━━━ Data provided

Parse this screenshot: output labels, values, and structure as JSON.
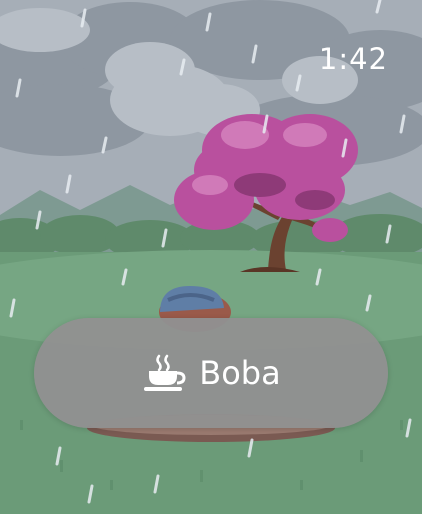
{
  "status_bar": {
    "time": "1:42"
  },
  "action_button": {
    "label": "Boba",
    "icon": "cup-icon"
  },
  "colors": {
    "sky": "#a9b1ba",
    "grass": "#6a9a78",
    "tree_blossom": "#b9509e",
    "tree_trunk": "#6b4230",
    "button_bg": "#919191",
    "text": "#ffffff"
  }
}
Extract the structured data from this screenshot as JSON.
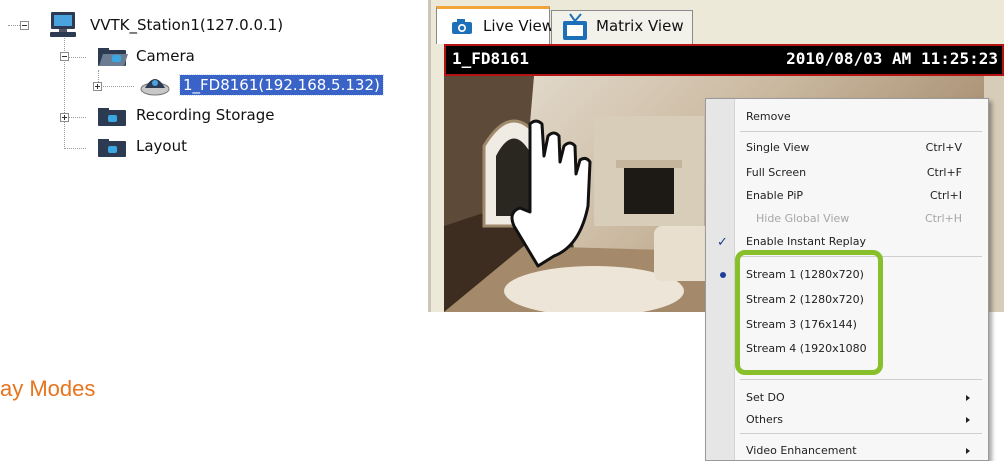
{
  "tree": {
    "station_label": "VVTK_Station1(127.0.0.1)",
    "camera_folder_label": "Camera",
    "camera_item_label": "1_FD8161(192.168.5.132)",
    "recording_storage_label": "Recording Storage",
    "layout_label": "Layout"
  },
  "viewer": {
    "tabs": [
      {
        "label": "Live View",
        "active": true,
        "icon": "camera-icon"
      },
      {
        "label": "Matrix View",
        "active": false,
        "icon": "tv-icon"
      }
    ],
    "camera_name": "1_FD8161",
    "timestamp": "2010/08/03 AM 11:25:23"
  },
  "context_menu": {
    "remove": "Remove",
    "single_view": "Single View",
    "single_view_shortcut": "Ctrl+V",
    "full_screen": "Full Screen",
    "full_screen_shortcut": "Ctrl+F",
    "enable_pip": "Enable PiP",
    "enable_pip_shortcut": "Ctrl+I",
    "hide_global_view": "Hide Global View",
    "hide_global_view_shortcut": "Ctrl+H",
    "enable_instant_replay": "Enable Instant Replay",
    "stream_1": "Stream 1 (1280x720)",
    "stream_2": "Stream 2 (1280x720)",
    "stream_3": "Stream 3 (176x144)",
    "stream_4": "Stream 4 (1920x1080",
    "set_do": "Set DO",
    "others": "Others",
    "video_enhancement": "Video Enhancement"
  },
  "section_heading": "ay Modes",
  "colors": {
    "selection": "#3a63c8",
    "active_tab_accent": "#f2a43a",
    "title_border": "#b21414",
    "stream_highlight": "#87c02a",
    "heading": "#e8741c"
  }
}
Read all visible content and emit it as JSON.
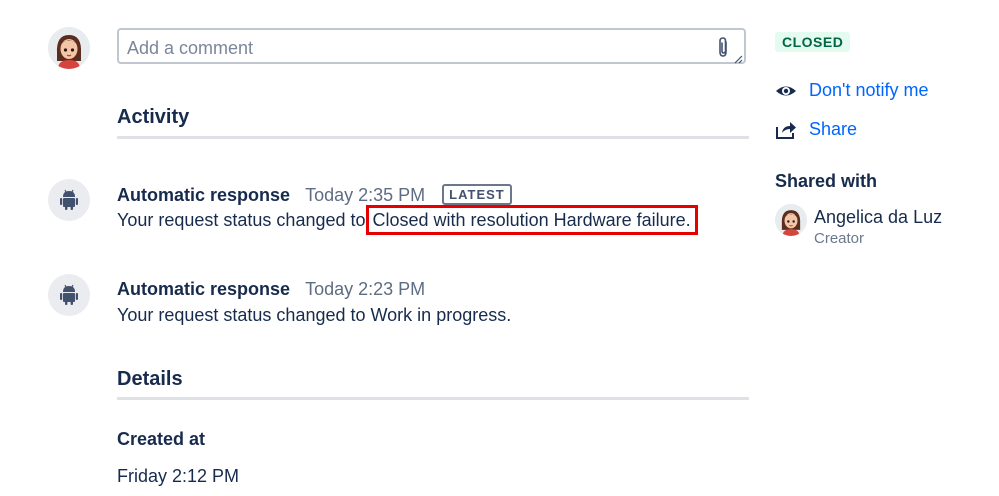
{
  "comment": {
    "placeholder": "Add a comment"
  },
  "activity": {
    "heading": "Activity",
    "entries": [
      {
        "author": "Automatic response",
        "time": "Today 2:35 PM",
        "badge": "LATEST",
        "text_prefix": "Your request status changed to ",
        "text_highlight": "Closed with resolution Hardware failure."
      },
      {
        "author": "Automatic response",
        "time": "Today 2:23 PM",
        "text": "Your request status changed to Work in progress."
      }
    ]
  },
  "details": {
    "heading": "Details",
    "created_label": "Created at",
    "created_value": "Friday 2:12 PM"
  },
  "sidebar": {
    "status": "CLOSED",
    "status_color": "#006644",
    "status_bg": "#e3fcef",
    "notify_label": "Don't notify me",
    "notify_icon": "eye-icon",
    "share_label": "Share",
    "share_icon": "share-icon",
    "shared_heading": "Shared with",
    "shared_user": {
      "name": "Angelica da Luz",
      "role": "Creator"
    }
  },
  "colors": {
    "link": "#0065ff",
    "highlight_border": "#e60000"
  }
}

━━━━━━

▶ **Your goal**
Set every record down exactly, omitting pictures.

▶ **Answer box**
Parse this screenshot: output labels, values, and structure as JSON.
{
  "status_bar": {
    "time": "1:42"
  },
  "action_button": {
    "label": "Boba",
    "icon": "cup-icon"
  },
  "colors": {
    "sky": "#a9b1ba",
    "grass": "#6a9a78",
    "tree_blossom": "#b9509e",
    "tree_trunk": "#6b4230",
    "button_bg": "#919191",
    "text": "#ffffff"
  }
}
Extract the structured data from this screenshot as JSON.
{
  "tree": {
    "station_label": "VVTK_Station1(127.0.0.1)",
    "camera_folder_label": "Camera",
    "camera_item_label": "1_FD8161(192.168.5.132)",
    "recording_storage_label": "Recording Storage",
    "layout_label": "Layout"
  },
  "viewer": {
    "tabs": [
      {
        "label": "Live View",
        "active": true,
        "icon": "camera-icon"
      },
      {
        "label": "Matrix View",
        "active": false,
        "icon": "tv-icon"
      }
    ],
    "camera_name": "1_FD8161",
    "timestamp": "2010/08/03 AM 11:25:23"
  },
  "context_menu": {
    "remove": "Remove",
    "single_view": "Single View",
    "single_view_shortcut": "Ctrl+V",
    "full_screen": "Full Screen",
    "full_screen_shortcut": "Ctrl+F",
    "enable_pip": "Enable PiP",
    "enable_pip_shortcut": "Ctrl+I",
    "hide_global_view": "Hide Global View",
    "hide_global_view_shortcut": "Ctrl+H",
    "enable_instant_replay": "Enable Instant Replay",
    "stream_1": "Stream 1 (1280x720)",
    "stream_2": "Stream 2 (1280x720)",
    "stream_3": "Stream 3 (176x144)",
    "stream_4": "Stream 4 (1920x1080",
    "set_do": "Set DO",
    "others": "Others",
    "video_enhancement": "Video Enhancement"
  },
  "section_heading": "ay Modes",
  "colors": {
    "selection": "#3a63c8",
    "active_tab_accent": "#f2a43a",
    "title_border": "#b21414",
    "stream_highlight": "#87c02a",
    "heading": "#e8741c"
  }
}
Read all visible content and emit it as JSON.
{
  "comment": {
    "placeholder": "Add a comment"
  },
  "activity": {
    "heading": "Activity",
    "entries": [
      {
        "author": "Automatic response",
        "time": "Today 2:35 PM",
        "badge": "LATEST",
        "text_prefix": "Your request status changed to ",
        "text_highlight": "Closed with resolution Hardware failure."
      },
      {
        "author": "Automatic response",
        "time": "Today 2:23 PM",
        "text": "Your request status changed to Work in progress."
      }
    ]
  },
  "details": {
    "heading": "Details",
    "created_label": "Created at",
    "created_value": "Friday 2:12 PM"
  },
  "sidebar": {
    "status": "CLOSED",
    "status_color": "#006644",
    "status_bg": "#e3fcef",
    "notify_label": "Don't notify me",
    "notify_icon": "eye-icon",
    "share_label": "Share",
    "share_icon": "share-icon",
    "shared_heading": "Shared with",
    "shared_user": {
      "name": "Angelica da Luz",
      "role": "Creator"
    }
  },
  "colors": {
    "link": "#0065ff",
    "highlight_border": "#e60000"
  }
}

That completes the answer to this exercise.